- _DIRECTIONS FOR THIS TASK_:
Lines with "Continues" in the entries below: count them and reply with the number alone.
---------- SUPPLIED RECORDS ----------
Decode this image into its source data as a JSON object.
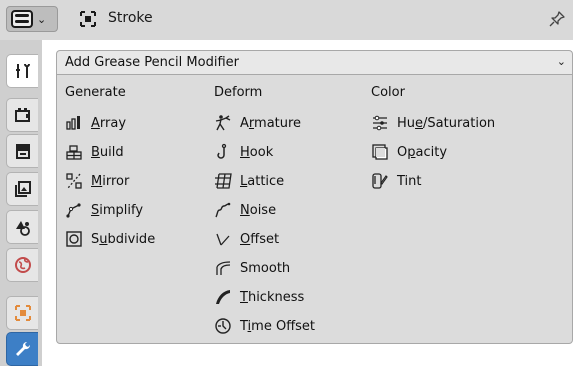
{
  "header": {
    "context_title": "Stroke"
  },
  "dropdown": {
    "label": "Add Grease Pencil Modifier"
  },
  "columns": {
    "generate": {
      "heading": "Generate",
      "items": [
        {
          "pre": "",
          "u": "A",
          "post": "rray",
          "icon": "array-icon"
        },
        {
          "pre": "",
          "u": "B",
          "post": "uild",
          "icon": "build-icon"
        },
        {
          "pre": "",
          "u": "M",
          "post": "irror",
          "icon": "mirror-icon"
        },
        {
          "pre": "",
          "u": "S",
          "post": "implify",
          "icon": "simplify-icon"
        },
        {
          "pre": "S",
          "u": "u",
          "post": "bdivide",
          "icon": "subdivide-icon"
        }
      ]
    },
    "deform": {
      "heading": "Deform",
      "items": [
        {
          "pre": "A",
          "u": "r",
          "post": "mature",
          "icon": "armature-icon"
        },
        {
          "pre": "",
          "u": "H",
          "post": "ook",
          "icon": "hook-icon"
        },
        {
          "pre": "",
          "u": "L",
          "post": "attice",
          "icon": "lattice-icon"
        },
        {
          "pre": "",
          "u": "N",
          "post": "oise",
          "icon": "noise-icon"
        },
        {
          "pre": "",
          "u": "O",
          "post": "ffset",
          "icon": "offset-icon"
        },
        {
          "pre": "Smooth",
          "u": "",
          "post": "",
          "icon": "smooth-icon"
        },
        {
          "pre": "",
          "u": "T",
          "post": "hickness",
          "icon": "thickness-icon"
        },
        {
          "pre": "T",
          "u": "i",
          "post": "me Offset",
          "icon": "time-offset-icon"
        }
      ]
    },
    "color": {
      "heading": "Color",
      "items": [
        {
          "pre": "Hu",
          "u": "e",
          "post": "/Saturation",
          "icon": "hue-saturation-icon"
        },
        {
          "pre": "O",
          "u": "p",
          "post": "acity",
          "icon": "opacity-icon"
        },
        {
          "pre": "Tint",
          "u": "",
          "post": "",
          "icon": "tint-icon"
        }
      ]
    }
  },
  "tabs": [
    {
      "name": "tab-tool",
      "icon": "tool-icon"
    },
    {
      "name": "tab-render",
      "icon": "render-icon"
    },
    {
      "name": "tab-output",
      "icon": "output-icon"
    },
    {
      "name": "tab-view-layer",
      "icon": "view-layer-icon"
    },
    {
      "name": "tab-scene",
      "icon": "scene-icon"
    },
    {
      "name": "tab-world",
      "icon": "world-icon"
    },
    {
      "name": "tab-object",
      "icon": "object-icon"
    },
    {
      "name": "tab-modifiers",
      "icon": "wrench-icon"
    }
  ]
}
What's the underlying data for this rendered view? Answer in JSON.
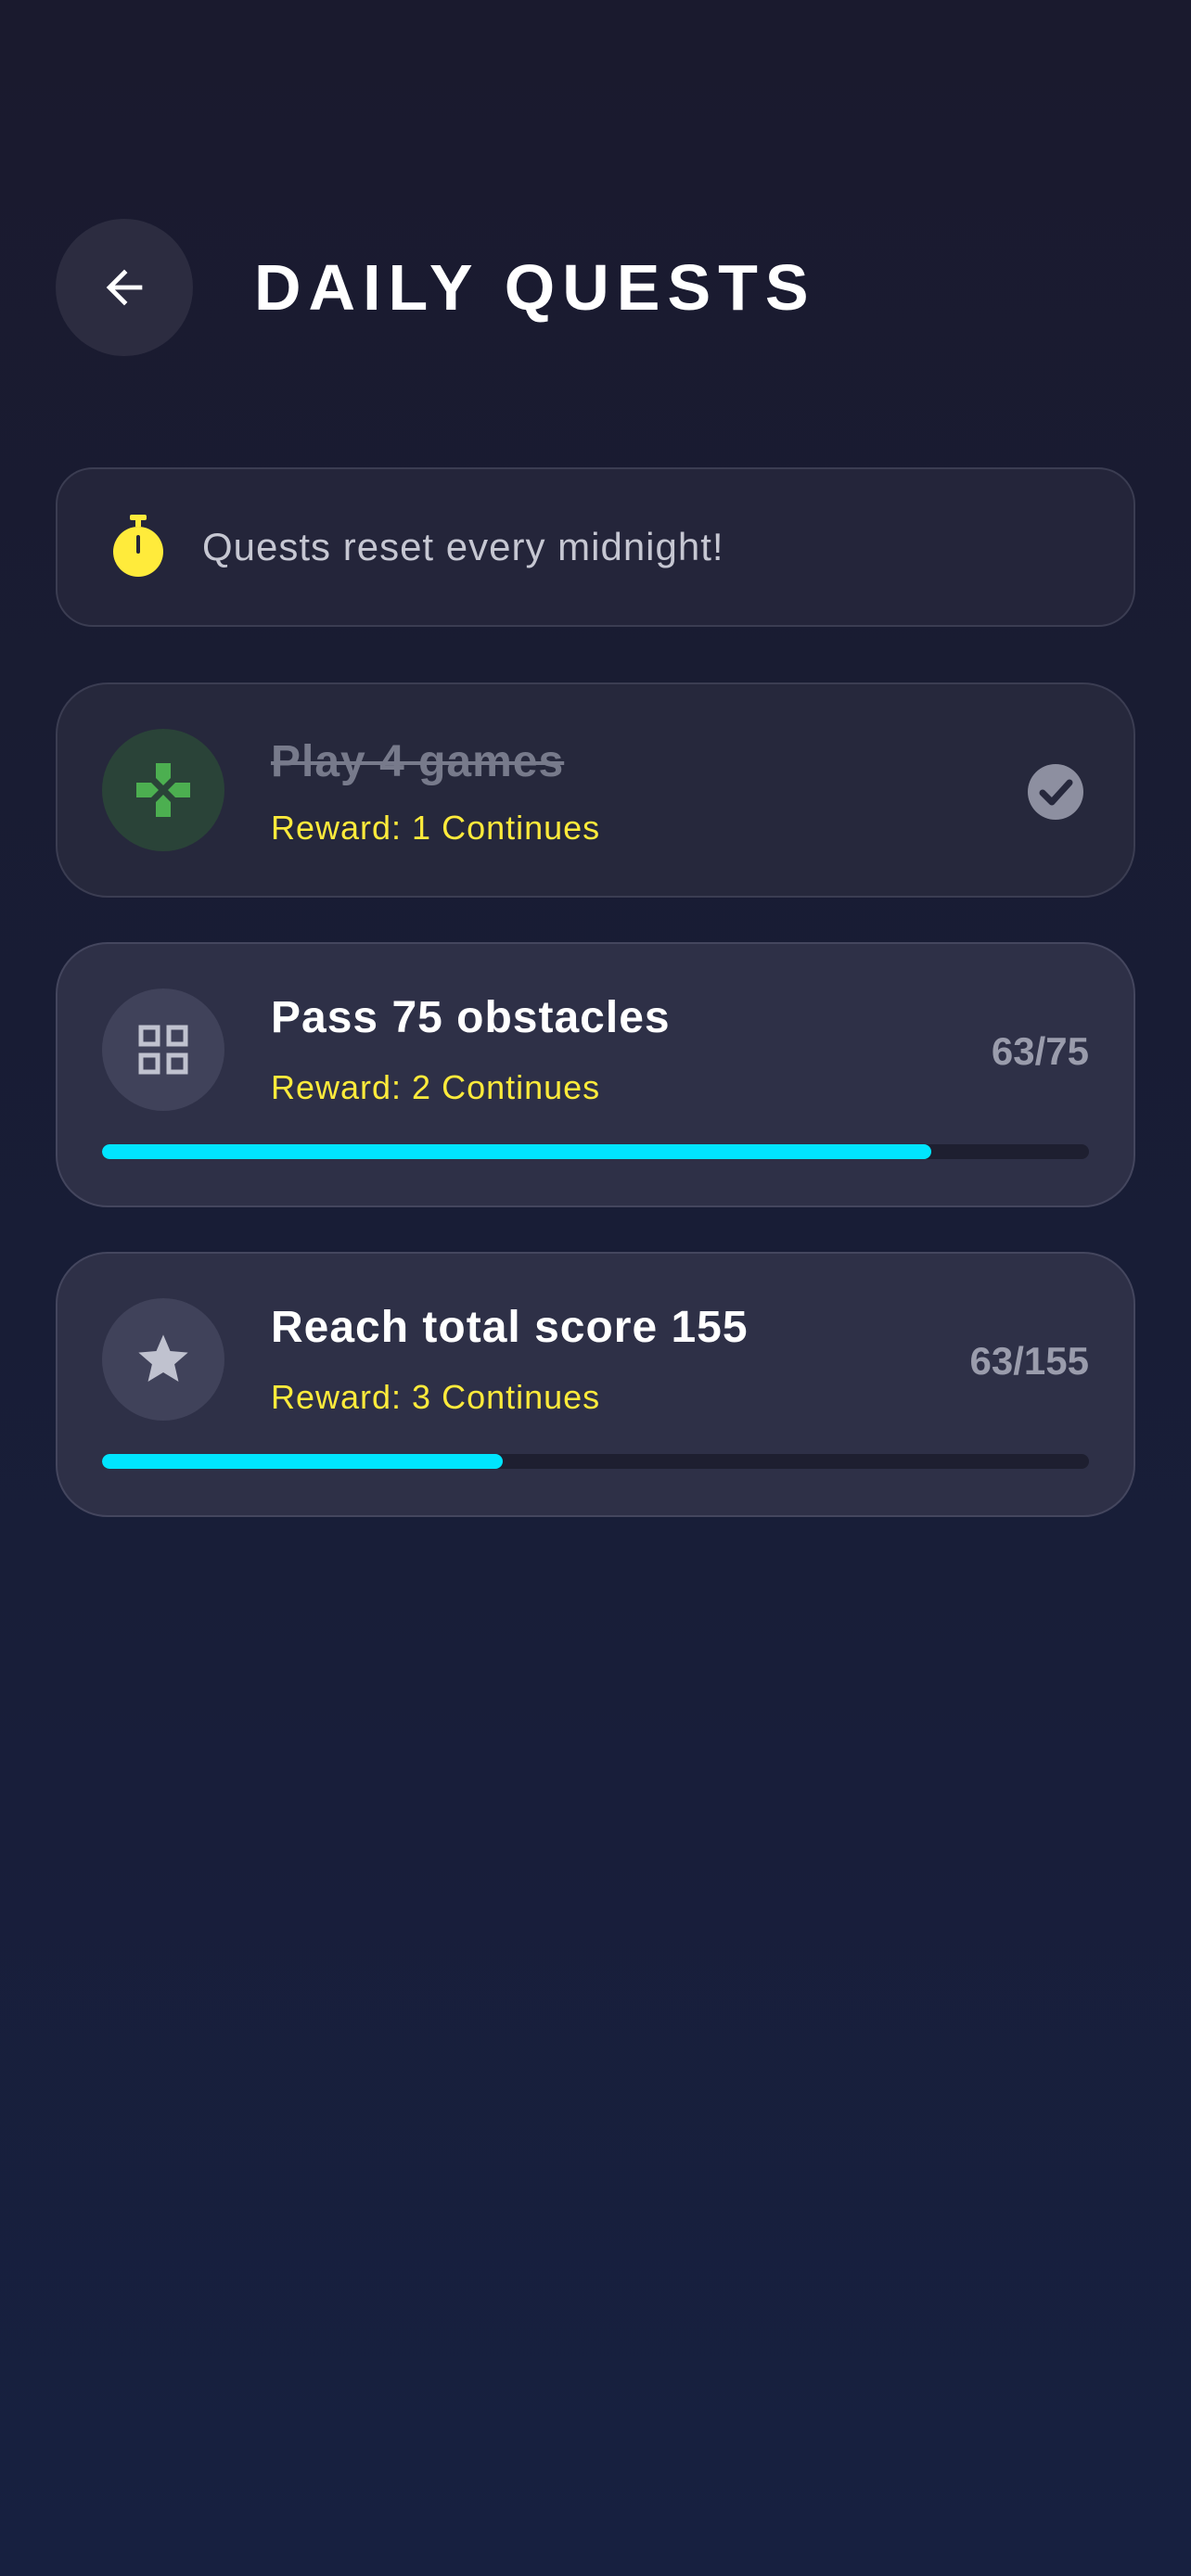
{
  "header": {
    "title": "DAILY QUESTS",
    "back_icon": "arrow-left-icon"
  },
  "banner": {
    "icon": "stopwatch-icon",
    "text": "Quests reset every midnight!"
  },
  "quests": [
    {
      "title": "Play 4 games",
      "reward": "Reward: 1 Continues",
      "icon": "gamepad-icon",
      "completed": true,
      "status_icon": "check-circle-icon"
    },
    {
      "title": "Pass 75 obstacles",
      "reward": "Reward: 2 Continues",
      "icon": "grid-icon",
      "completed": false,
      "progress_text": "63/75",
      "current": 63,
      "target": 75
    },
    {
      "title": "Reach total score 155",
      "reward": "Reward: 3 Continues",
      "icon": "star-icon",
      "completed": false,
      "progress_text": "63/155",
      "current": 63,
      "target": 155
    }
  ],
  "colors": {
    "background": "#181d36",
    "card": "#2e3047",
    "reward": "#ffeb3b",
    "progress": "#00e5ff",
    "complete_icon": "#4caf50"
  }
}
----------
- _RESPONSE TO THIS TASK_:
3